One writer put it this way, "Nobody in a position to help Egan knew he hadn’t 'most foully and cruelly murdered his wife' or that 'the horribleness of the crime' stained some other’s soul, of course … but one wonders how the writer thinks he did know it."

It was reported that the noose used to hang Thomas Egan "was specially ordered from a company in Lincoln, Nebraska, that manufactured items for just such an occasion. It was woven of silk and hemp and came accompanied by a written guarantee. The rope arrived late on the night before the scheduled hanging. It was not tested." 

It was also reported that "Thomas Egan was given a hearty last breakfast on the morning of his execution, July 13, 1882. He was read the death warrant at 9:10 a.m. His arms were tied, and he was walked to the gallows. At 9:34 a.m., he was placed in position on the trapdoor with the noose adjusted on his neck. At 9:35 a.m., Sheriff Dickson sprung the trap. Egan dropped 5 1/2 feet, at which point the rope snapped with 'a report like a percussion cap.' Egan landed on his feet and fell on his face and stomach, all the while emitting 'a most blood-curdling noise.'

Four men brought him back up to the gallows. A new manila rope was arranged as quickly as possible. They put the new noose on him and the trap was sprung again, but before the rope could be adjusted correctly. Egan was unable to drop far enough to provide him a quick death. He was hauled up and again hanged, though this time correctly. He was pronounced dead at 9:46 a.m. 

The community at large was satisfied that justice was served and that a wife murderer would no longer be counted among their population."

It took three tries to hang Thomas Egan. To me, I can't help but wonder if providence may have been at work. Two botched hangings seem a little more than mere coincidence. How else could there have been so many problems, one after another? And having to use a second rope after the first specially ordered rope apparently rotted and didn't do the job? I can't help but wonder why that happened. 

Of course, someone there knew the truth of what really took place in September of 1880. And yes, the fact is that Thomas Egan's stepdaughter knew the truth and didn't do a thing to save her stepfather even after his hangings failed twice. Instead, she let him hang.
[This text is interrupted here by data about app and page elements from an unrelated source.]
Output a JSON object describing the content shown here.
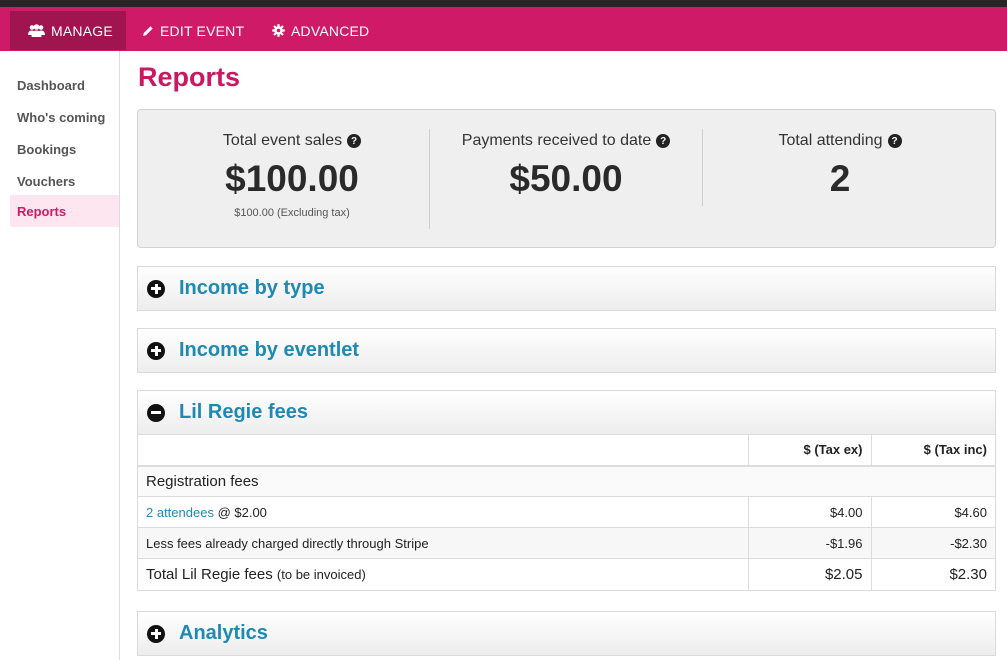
{
  "topnav": {
    "tabs": [
      {
        "label": "MANAGE",
        "icon": "users-icon"
      },
      {
        "label": "EDIT EVENT",
        "icon": "pencil-icon"
      },
      {
        "label": "ADVANCED",
        "icon": "gear-icon"
      }
    ],
    "accent_color": "#cf1a67"
  },
  "sidebar": {
    "items": [
      {
        "label": "Dashboard"
      },
      {
        "label": "Who's coming"
      },
      {
        "label": "Bookings"
      },
      {
        "label": "Vouchers"
      },
      {
        "label": "Reports"
      }
    ]
  },
  "page": {
    "title": "Reports"
  },
  "summary": {
    "total_sales": {
      "label": "Total event sales",
      "value": "$100.00",
      "sub": "$100.00 (Excluding tax)"
    },
    "payments": {
      "label": "Payments received to date",
      "value": "$50.00"
    },
    "attending": {
      "label": "Total attending",
      "value": "2"
    },
    "help_glyph": "?"
  },
  "panels": {
    "income_type": {
      "title": "Income by type"
    },
    "income_eventlet": {
      "title": "Income by eventlet"
    },
    "fees": {
      "title": "Lil Regie fees",
      "headers": [
        "",
        "$ (Tax ex)",
        "$ (Tax inc)"
      ],
      "group_label": "Registration fees",
      "attendee_link": "2 attendees",
      "attendee_rate": " @ $2.00",
      "attendee_tax_ex": "$4.00",
      "attendee_tax_inc": "$4.60",
      "stripe_label": "Less fees already charged directly through Stripe",
      "stripe_tax_ex": "-$1.96",
      "stripe_tax_inc": "-$2.30",
      "total_label": "Total Lil Regie fees",
      "total_note": "(to be invoiced)",
      "total_tax_ex": "$2.05",
      "total_tax_inc": "$2.30"
    },
    "analytics": {
      "title": "Analytics"
    }
  }
}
She let the world call him a "Wife Murderer." She allowed the world to think that Thomas Egan was a killer when she knew that he wasn't.

She waited for 45 years before she decided to tell the truth about what happened to her mother. She waited until her stepfather was long dead and she lay on her deathbed before she confessed to what got her stepfather hanged. 

It's true. On June 3, 1927, Thomas Egan’s stepdaughter, Catherine Van Horn, died. But, before she died, she told witnesses there at her side about what took place in September 1880. Some say "she relieved her soul of the burden which she had carried since September 1880." Some may disagree that it burdened her at all. Either way, it was then that she admitted that not only had she killed her mother in the Dakota Territory, present-day South Dakota, but that she had willingly let her stepfather hang for it.

And to some, like me, I see Catherine Van Horn as a double-murderer. She not only brutally killed her mother, she could have certainly stopped her stepfather from being hanged -- but didn't. Instead, she actually assisted the prosecution when she knew he was innocent. 

Tom Correa